Since the 1970s, more than 80 percent Rohingya Muslims living in Myanmar's western Rakhine state have been forced to flee their home and take refuge in neighboring countries.
Between 1970 and 2017, more than 1.1 million Rohingya Muslims fled to Bangladesh, Pakistan, Saudi Arabia, Malaysia, India and other Gulf and Asia Pacific countries, according to the International Organization for Migration.
The Muslim population in Rakhine state was estimated to be 800,000 in the beginning of 2017, according a report by the European Commission.
Since Aug. 25, 501,000 Rohingya have crossed from Myanmar's western state of Rakhine into Bangladesh, according to the UN.
Only 300,000 Rohingya remain in Myanmar, according to estimates by the Bangladesh government.
Bangladesh estimates the number of Rohingya Muslims who have fled to neighbouring countries is 1.6 million.
According to this data, since 1970, 84 percent of nearly 1.9 million of Rohingya Muslims were forced to flee Myanmar. Only 16 percent remain in Rakhine state.
These numbers show that the Rohingya Muslims are on the verge of ethnic cleansing.
The recent influx of refugees have been caused by a fresh security operation in which security forces and Buddhist mobs have killed men, women and children, looted homes and torched Rohingya villages.
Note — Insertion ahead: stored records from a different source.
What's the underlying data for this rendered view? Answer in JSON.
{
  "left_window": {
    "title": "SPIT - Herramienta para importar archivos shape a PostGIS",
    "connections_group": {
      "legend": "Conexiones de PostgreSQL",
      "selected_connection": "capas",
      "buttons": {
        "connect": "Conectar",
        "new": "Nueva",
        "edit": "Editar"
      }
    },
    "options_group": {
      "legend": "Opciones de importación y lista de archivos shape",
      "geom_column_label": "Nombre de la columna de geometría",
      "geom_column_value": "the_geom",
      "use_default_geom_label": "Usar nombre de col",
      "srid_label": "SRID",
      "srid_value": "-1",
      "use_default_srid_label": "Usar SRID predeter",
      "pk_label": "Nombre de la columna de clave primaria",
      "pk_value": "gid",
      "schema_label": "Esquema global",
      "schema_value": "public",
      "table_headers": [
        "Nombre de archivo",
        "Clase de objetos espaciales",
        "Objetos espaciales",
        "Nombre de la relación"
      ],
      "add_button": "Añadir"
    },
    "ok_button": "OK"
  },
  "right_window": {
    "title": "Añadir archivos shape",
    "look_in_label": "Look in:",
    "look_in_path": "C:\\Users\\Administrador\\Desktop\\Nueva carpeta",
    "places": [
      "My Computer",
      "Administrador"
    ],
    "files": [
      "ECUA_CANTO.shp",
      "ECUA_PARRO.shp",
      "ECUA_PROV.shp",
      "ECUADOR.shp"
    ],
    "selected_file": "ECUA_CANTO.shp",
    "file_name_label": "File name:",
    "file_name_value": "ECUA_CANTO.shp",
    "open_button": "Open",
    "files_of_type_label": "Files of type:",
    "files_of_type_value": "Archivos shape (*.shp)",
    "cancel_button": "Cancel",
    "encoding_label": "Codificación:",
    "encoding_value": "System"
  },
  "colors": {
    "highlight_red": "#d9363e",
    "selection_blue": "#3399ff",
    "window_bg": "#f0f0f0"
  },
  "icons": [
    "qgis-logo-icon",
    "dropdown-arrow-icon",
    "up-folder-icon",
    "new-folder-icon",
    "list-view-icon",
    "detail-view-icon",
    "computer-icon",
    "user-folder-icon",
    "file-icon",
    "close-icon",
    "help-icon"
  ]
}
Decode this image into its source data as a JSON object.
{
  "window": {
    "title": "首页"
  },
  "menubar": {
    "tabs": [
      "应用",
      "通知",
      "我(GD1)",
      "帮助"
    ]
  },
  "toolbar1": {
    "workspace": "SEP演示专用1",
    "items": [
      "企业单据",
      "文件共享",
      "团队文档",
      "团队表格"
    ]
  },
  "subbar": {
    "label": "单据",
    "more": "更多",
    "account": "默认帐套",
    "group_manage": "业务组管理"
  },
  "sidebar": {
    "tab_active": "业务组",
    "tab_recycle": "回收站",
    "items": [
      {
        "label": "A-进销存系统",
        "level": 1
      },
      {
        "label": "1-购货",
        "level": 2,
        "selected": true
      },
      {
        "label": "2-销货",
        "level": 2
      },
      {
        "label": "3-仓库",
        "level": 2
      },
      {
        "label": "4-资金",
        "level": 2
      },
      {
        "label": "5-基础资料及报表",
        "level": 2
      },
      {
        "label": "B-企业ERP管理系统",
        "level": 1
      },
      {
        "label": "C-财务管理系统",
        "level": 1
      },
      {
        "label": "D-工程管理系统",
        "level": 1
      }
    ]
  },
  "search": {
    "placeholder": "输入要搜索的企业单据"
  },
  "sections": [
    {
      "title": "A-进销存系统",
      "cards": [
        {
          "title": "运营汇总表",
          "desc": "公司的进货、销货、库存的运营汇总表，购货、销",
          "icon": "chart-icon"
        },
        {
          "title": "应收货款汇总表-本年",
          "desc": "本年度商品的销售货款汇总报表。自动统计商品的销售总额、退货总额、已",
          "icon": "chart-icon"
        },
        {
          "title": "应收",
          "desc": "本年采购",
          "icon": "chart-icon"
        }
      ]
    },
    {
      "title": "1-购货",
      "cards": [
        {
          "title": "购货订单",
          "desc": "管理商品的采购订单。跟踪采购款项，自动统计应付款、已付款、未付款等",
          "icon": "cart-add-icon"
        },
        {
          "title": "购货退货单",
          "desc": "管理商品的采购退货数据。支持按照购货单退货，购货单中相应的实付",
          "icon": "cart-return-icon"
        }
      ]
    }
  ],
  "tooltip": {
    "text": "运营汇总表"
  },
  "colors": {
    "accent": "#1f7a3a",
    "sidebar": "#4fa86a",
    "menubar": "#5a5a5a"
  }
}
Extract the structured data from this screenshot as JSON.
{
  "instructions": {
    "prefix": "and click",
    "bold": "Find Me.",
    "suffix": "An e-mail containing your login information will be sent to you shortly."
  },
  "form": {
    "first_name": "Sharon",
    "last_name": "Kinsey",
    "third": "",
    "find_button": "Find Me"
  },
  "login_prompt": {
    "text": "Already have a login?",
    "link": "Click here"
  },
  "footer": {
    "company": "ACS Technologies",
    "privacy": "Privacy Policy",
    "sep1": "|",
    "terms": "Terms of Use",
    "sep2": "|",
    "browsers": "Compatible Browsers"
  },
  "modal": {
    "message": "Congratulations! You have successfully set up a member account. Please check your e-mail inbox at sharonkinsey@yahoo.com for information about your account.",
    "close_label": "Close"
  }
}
According to Bangladeshi Foreign Minister Abul Hasan Mahmood Ali, around 3,000 Rohingya have been killed in the crackdown.
The Rohingya, described by the UN as the world's most persecuted people, have faced heightened fears of attack since dozens were killed in communal violence in 2012.
A nationality law passed in 1982 in Myanmar denies them citizenship, labeling them stateless.